Throughout life we are always moving from one season to another. Here are four things I have learned about that process.

Change is Slow. C.S. Lewis said, “Isn’t it funny how day by day nothing changes but when you look back everything is different.” Someone said, “Days go slow; years go fast.” Sure, on a specific day we start a new job or get married or take our first class or become parents but the process leading up to those major life changes can take years. Rarely do our lives change overnight. Trees don’t grow overnight and neither do we.

Change is Necessary. We can’t stay young forever. We can’t stop the clock. Time moves on. We can’t be newlyweds forever.

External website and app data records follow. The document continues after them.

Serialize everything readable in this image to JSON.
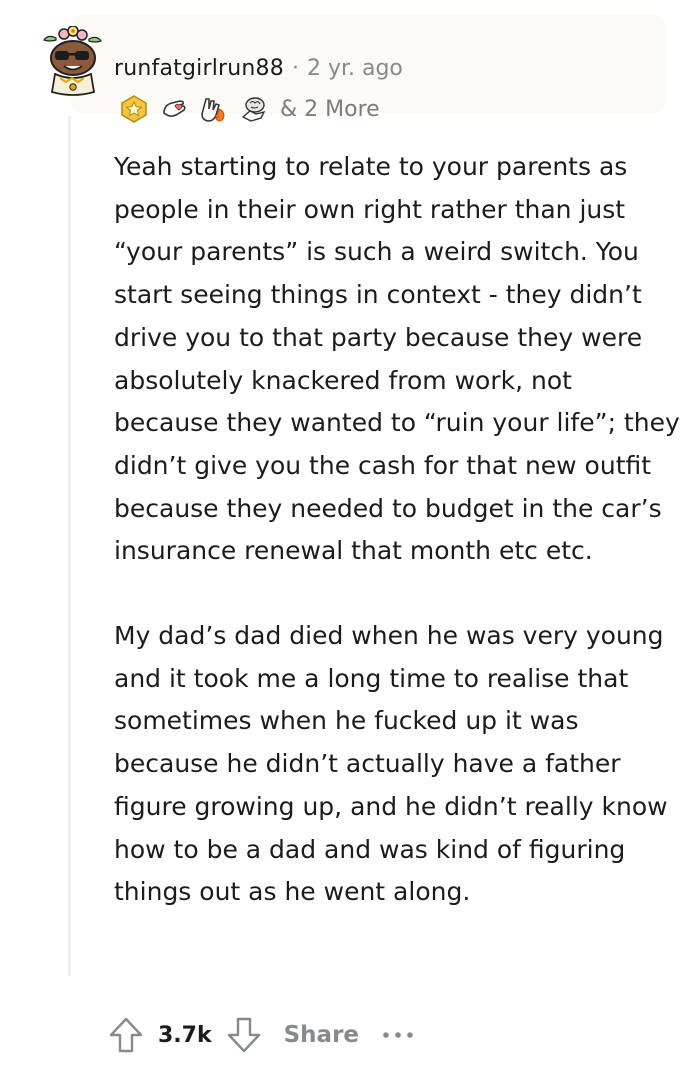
{
  "comment": {
    "username": "runfatgirlrun88",
    "separator": "·",
    "time": "2 yr. ago",
    "awards_more": "& 2 More",
    "paragraphs": [
      "Yeah starting to relate to your parents as people in their own right rather than just “your parents” is such a weird switch. You start seeing things in context - they didn’t drive you to that party because they were absolutely knackered from work, not because they wanted to “ruin your life”; they didn’t give you the cash for that new outfit because they needed to budget in the car’s insurance renewal that month etc etc.",
      "My dad’s dad died when he was very young and it took me a long time to realise that sometimes when he fucked up it was because he didn’t actually have a father figure growing up, and he didn’t really know how to be a dad and was kind of figuring things out as he went along."
    ],
    "score": "3.7k",
    "share_label": "Share",
    "awards": [
      {
        "icon": "gold-star-award-icon"
      },
      {
        "icon": "hand-heart-award-icon"
      },
      {
        "icon": "fire-hand-award-icon"
      },
      {
        "icon": "brain-hand-award-icon"
      }
    ],
    "avatar_icon": "snoo-avatar-sunglasses-icon",
    "colors": {
      "text": "#1c1c1c",
      "meta": "#878a8c",
      "header_bg": "#fbfaf4",
      "award_gold": "#f4c542"
    }
  }
}
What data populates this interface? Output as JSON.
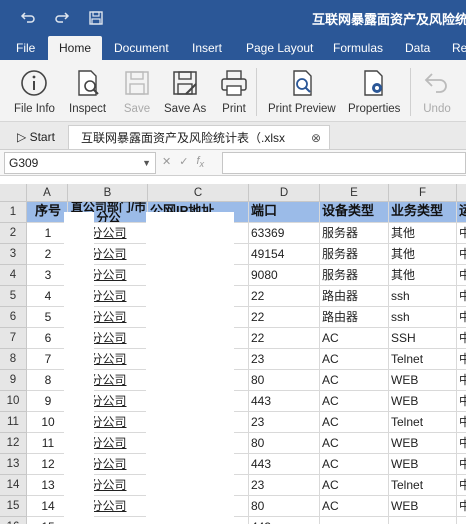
{
  "window": {
    "title": "互联网暴露面资产及风险统计"
  },
  "menu": [
    "File",
    "Home",
    "Document",
    "Insert",
    "Page Layout",
    "Formulas",
    "Data",
    "Re"
  ],
  "ribbon": {
    "file_info": "File Info",
    "inspect": "Inspect",
    "save": "Save",
    "save_as": "Save As",
    "print": "Print",
    "print_preview": "Print Preview",
    "properties": "Properties",
    "undo": "Undo"
  },
  "tabs": {
    "start": "Start",
    "file": "互联网暴露面资产及风险统计表（.xlsx"
  },
  "formula_bar": {
    "cell_ref": "G309",
    "content": ""
  },
  "sheet": {
    "columns": [
      "A",
      "B",
      "C",
      "D",
      "E",
      "F",
      "G"
    ],
    "row_numbers": [
      "1",
      "2",
      "3",
      "4",
      "5",
      "6",
      "7",
      "8",
      "9",
      "10",
      "11",
      "12",
      "13",
      "14",
      "15",
      "16"
    ],
    "headers": [
      "序号",
      "直公司部门/市分公",
      "公网IP地址",
      "端口",
      "设备类型",
      "业务类型",
      "运"
    ],
    "rows": [
      [
        "1",
        "分公司",
        "",
        "63369",
        "服务器",
        "其他",
        "中"
      ],
      [
        "2",
        "分公司",
        "",
        "49154",
        "服务器",
        "其他",
        "中"
      ],
      [
        "3",
        "分公司",
        "",
        "9080",
        "服务器",
        "其他",
        "中"
      ],
      [
        "4",
        "分公司",
        "",
        "22",
        "路由器",
        "ssh",
        "中"
      ],
      [
        "5",
        "分公司",
        "",
        "22",
        "路由器",
        "ssh",
        "中"
      ],
      [
        "6",
        "分公司",
        "",
        "22",
        "AC",
        "SSH",
        "中"
      ],
      [
        "7",
        "分公司",
        "",
        "23",
        "AC",
        "Telnet",
        "中"
      ],
      [
        "8",
        "分公司",
        "",
        "80",
        "AC",
        "WEB",
        "中"
      ],
      [
        "9",
        "分公司",
        "",
        "443",
        "AC",
        "WEB",
        "中"
      ],
      [
        "10",
        "分公司",
        "",
        "23",
        "AC",
        "Telnet",
        "中"
      ],
      [
        "11",
        "分公司",
        "",
        "80",
        "AC",
        "WEB",
        "中"
      ],
      [
        "12",
        "分公司",
        "",
        "443",
        "AC",
        "WEB",
        "中"
      ],
      [
        "13",
        "分公司",
        "",
        "23",
        "AC",
        "Telnet",
        "中"
      ],
      [
        "14",
        "分公司",
        "",
        "80",
        "AC",
        "WEB",
        "中"
      ],
      [
        "15",
        "",
        "",
        "443",
        "",
        "",
        ""
      ]
    ]
  },
  "colors": {
    "titlebar": "#2b5797",
    "header_fill": "#9bbbe8"
  }
}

We can only be the new person on the job for so long. It would be naïve to spend too much time longing for a world that no longer exists. Memories of the past may feed our souls today but we can only return to that world in our memories.

Change is Challenging. Someone said, “Life begins at the end of your comfort zone. If you want to change, you have to be willing to be uncomfortable.” I remember the anxiety I felt as we drove from Lebanon, Pennsylvania, to Springfield, Missouri, to go to college. For me, it would have been so easy to turn around. I just came across a letter my mother wrote me years later in which she referenced that trip and how, as she drove home, she cried most of the way. Change is hard on us. Change can also be hard on those around us.

Change is Good. The birth of anything worthwhile will include pain. Most new mothers testify they hardly remember their labor as they hold that precious bundle from heaven. It has been said, “Don’t be afraid of change. You might lose something good, but you’ll gain something better.”

The question that sobers me the most about moving from one season to another is this one, “What if I had not made the decision to change?” Where would I be today if I had stayed on the farm or never married or went graduate school? What if we had stayed in Minnesota?

As Robin Skarma said, “Change is hard at first, messy in the middle and gorgeous in the end.”

Think about it.

Dr. Don Meyer is president emeritus of the University of Valley Forge, Phoenixville. Connect via dgmeyer@valleyforge.edu, Facebook.com/DrDonMeyer, www.DrDonMeyer.com, Twitter and Instagram: @DrDonMeyer.